Katty Bizarro has been a resident of the Mattapan scattered sites for two and a half years. She was born in Puerto Rico but has lived in the United States for 38 years. “The first year [in Mattapan], all they’re seeing is me crying and crying, and I’m like, they’re probably fed up, but they’re really good. They’re here to support you, you know. I think they’re doing a good job, it’s good. I think the food pantry they’re doing is really helping us a lot.”
The Allston MFP site opened last year and serves about 35 families from the Allston Brighton Community Development Center’s All Bright Community Center. The Center services the Allston community at large, so the MFP is able to provide food to a neighboring community and to other Brighton residents who might not be able to make it across town. Amelia Youngstrom, Operations Manager at ABCD Allston Brighton, says “we’ve definitely seen, since our first year in the program, our waitlist full, so there’s demand and there’s need there, and it really shows us that what we’re doing, making ourselves more accessible in Allston, is important, and we will continue to think of ways that we can increase that.”
“What our data across ABCD has shown is that [the food pantry] is not every month for most clients, and whether that’s just how accessible the food pantries are or how folks plan their month, it’s hard to say,” says Youngstrom.
Bizarro is one of the ABCD clients that can’t always make it through the month on her own. She goes food shopping when she gets her paycheck, and she visits food pantries when she doesn’t have enough food to get her family through the whole month. She says the MFP is the best of the four food pantries she goes to in and around her neighborhood. “I move around, I get around because I need the help, and, you know what I’m saying, they’re providing it, so I just know a lot of places that I could go and not let my kids go through hunger.”
ABCD has done a lot over the past couple of years to help combat widespread food insecurity, and now they’re focusing on how else they can help the Allston Brighton community at large.
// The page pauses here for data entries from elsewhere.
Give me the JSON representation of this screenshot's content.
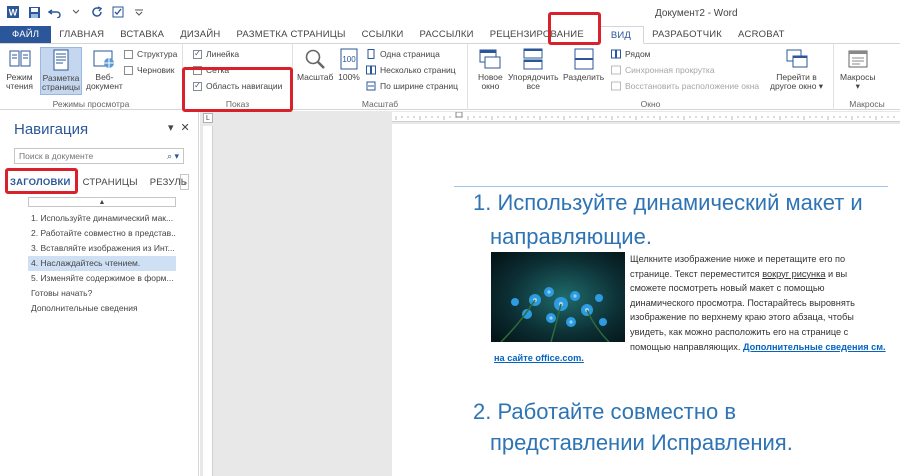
{
  "window": {
    "title": "Документ2 - Word"
  },
  "qat": {
    "icons": [
      "word-logo-icon",
      "save-icon",
      "undo-icon",
      "redo-icon",
      "checkbox-icon",
      "customize-qat-icon"
    ]
  },
  "tabs": [
    {
      "label": "ФАЙЛ",
      "kind": "file"
    },
    {
      "label": "ГЛАВНАЯ"
    },
    {
      "label": "ВСТАВКА"
    },
    {
      "label": "ДИЗАЙН"
    },
    {
      "label": "РАЗМЕТКА СТРАНИЦЫ"
    },
    {
      "label": "ССЫЛКИ"
    },
    {
      "label": "РАССЫЛКИ"
    },
    {
      "label": "РЕЦЕНЗИРОВАНИЕ"
    },
    {
      "label": "ВИД",
      "kind": "active"
    },
    {
      "label": "РАЗРАБОТЧИК"
    },
    {
      "label": "ACROBAT"
    }
  ],
  "ribbon": {
    "views": {
      "label": "Режимы просмотра",
      "read": "Режим\nчтения",
      "layout": "Разметка\nстраницы",
      "web": "Веб-\nдокумент",
      "outline": "Структура",
      "draft": "Черновик"
    },
    "show": {
      "label": "Показ",
      "ruler": "Линейка",
      "grid": "Сетка",
      "navpane": "Область навигации",
      "checked": "✓"
    },
    "zoom": {
      "label": "Масштаб",
      "zoom": "Масштаб",
      "pct": "100%",
      "one_page": "Одна страница",
      "multi_page": "Несколько страниц",
      "page_width": "По ширине страниц"
    },
    "window": {
      "label": "Окно",
      "new_window": "Новое\nокно",
      "arrange_all": "Упорядочить\nвсе",
      "split": "Разделить",
      "side_by_side": "Рядом",
      "sync_scroll": "Синхронная прокрутка",
      "reset_pos": "Восстановить расположение окна",
      "switch": "Перейти в\nдругое окно ▾"
    },
    "macros": {
      "label": "Макросы",
      "button": "Макросы\n▾"
    }
  },
  "nav": {
    "title": "Навигация",
    "menu_glyph": "▾",
    "close_glyph": "✕",
    "search_placeholder": "Поиск в документе",
    "search_glyph": "⌕ ▾",
    "tabs": [
      "ЗАГОЛОВКИ",
      "СТРАНИЦЫ",
      "РЕЗУЛЬ"
    ],
    "scroll_glyph": "›",
    "collapse_glyph": "▲",
    "items": [
      "1. Используйте динамический мак...",
      "2. Работайте совместно в представ...",
      "3. Вставляйте изображения из Инт...",
      "4. Наслаждайтесь чтением.",
      "5. Изменяйте содержимое в форм...",
      "Готовы начать?",
      "Дополнительные сведения"
    ],
    "selected_index": 3
  },
  "ruler": {
    "corner": "L"
  },
  "document": {
    "h1_line1": "1. Используйте динамический макет и",
    "h1_line2": "направляющие.",
    "para_lines": [
      "Щелкните изображение ниже и перетащите его по",
      "странице. Текст переместится ",
      "сможете посмотреть новый макет с помощью",
      "динамического просмотра. Постарайтесь выровнять",
      "изображение по верхнему краю этого абзаца, чтобы",
      "увидеть, как можно расположить его на странице с",
      "помощью направляющих. "
    ],
    "underlined_phrase": "вокруг рисунка",
    "after_underline": " и вы",
    "link_text": "Дополнительные сведения см.",
    "link_tail": "на сайте office.com.",
    "h2_line1": "2. Работайте совместно в",
    "h2_line2": "представлении Исправления."
  },
  "colors": {
    "accent": "#2b579a",
    "heading": "#2e74b5",
    "highlight": "#d9212c",
    "link": "#0563c1"
  }
}
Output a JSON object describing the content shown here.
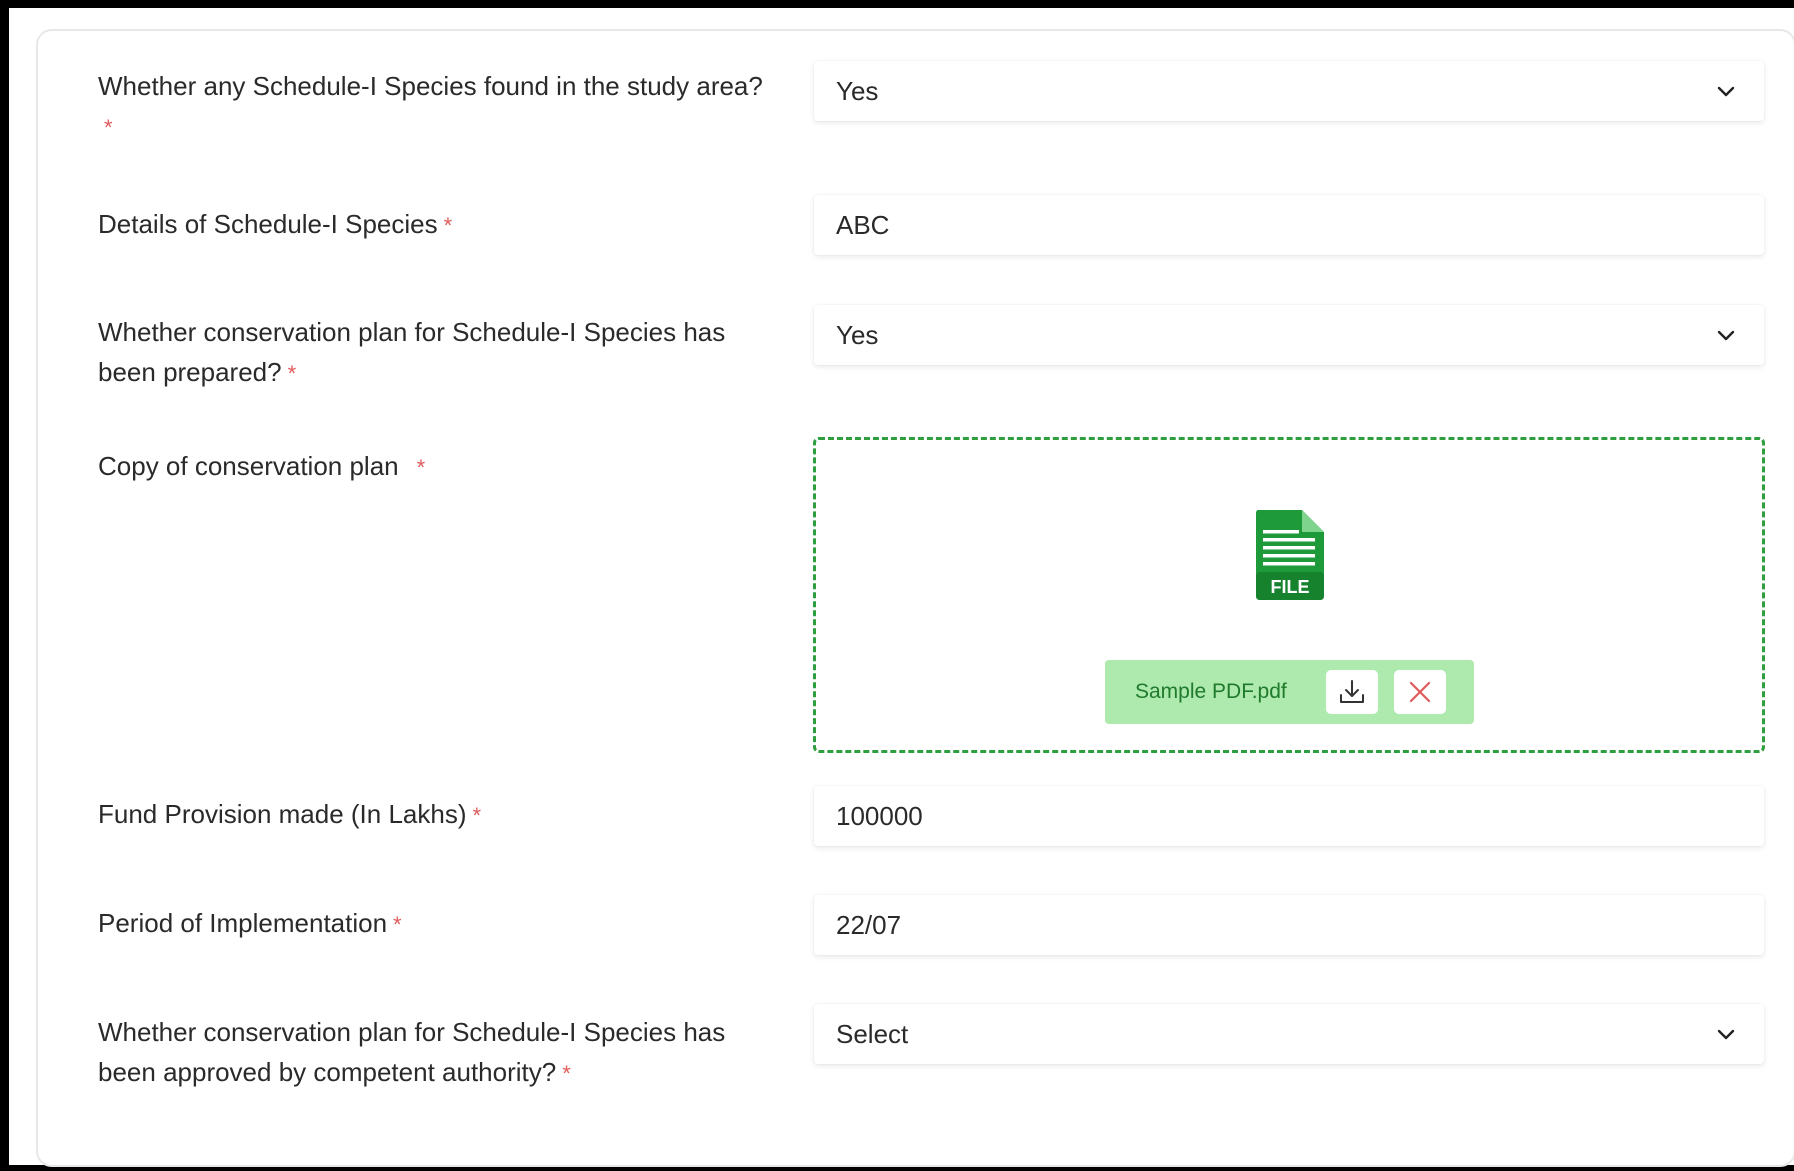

“We started a farmers market here two years ago as a way to kind of meet that food desert need, and then bfresh opened, and we thought this farmers market could take a more community-building approach. But now that bfresh is closed again, we’re going to see more of a need again to make sure families are getting enough produce. It’s only open in the summertime, unfortunately, but that’s one way that ABCD and all these community agencies are coming together to address the needs of a community,” says Lantsman.
ABCD’s work impacts Boston residents everyday. “They’ve been in hotels, motels, just cooking with a microwave, so to be able to give them that and welcome them, like, this is now your unit, your space, it’s really something different,” says Perdomo. “It makes a change, and you see the difference in their faces, and you see them crying, and they give you hugs, and let you know how much they appreciate the space, and it feels good. It feels good to come to work and see that, especially for the kids.”
To donate food, goods or you time to ABCD, visit http://www.bostonabcd.org/abcd-donation.
Alice Kathryn Richardson is a new media photojournalist and creator of The Clean Food Club. She previously spent two years working on Deserts in the District, a series of short-form documentaries exploring food access and hunger in Washington, DC. She is committed to supporting local and sustainable food businesses by telling their stories with photo and video. Follow her on Twitter @AKR_Pictures.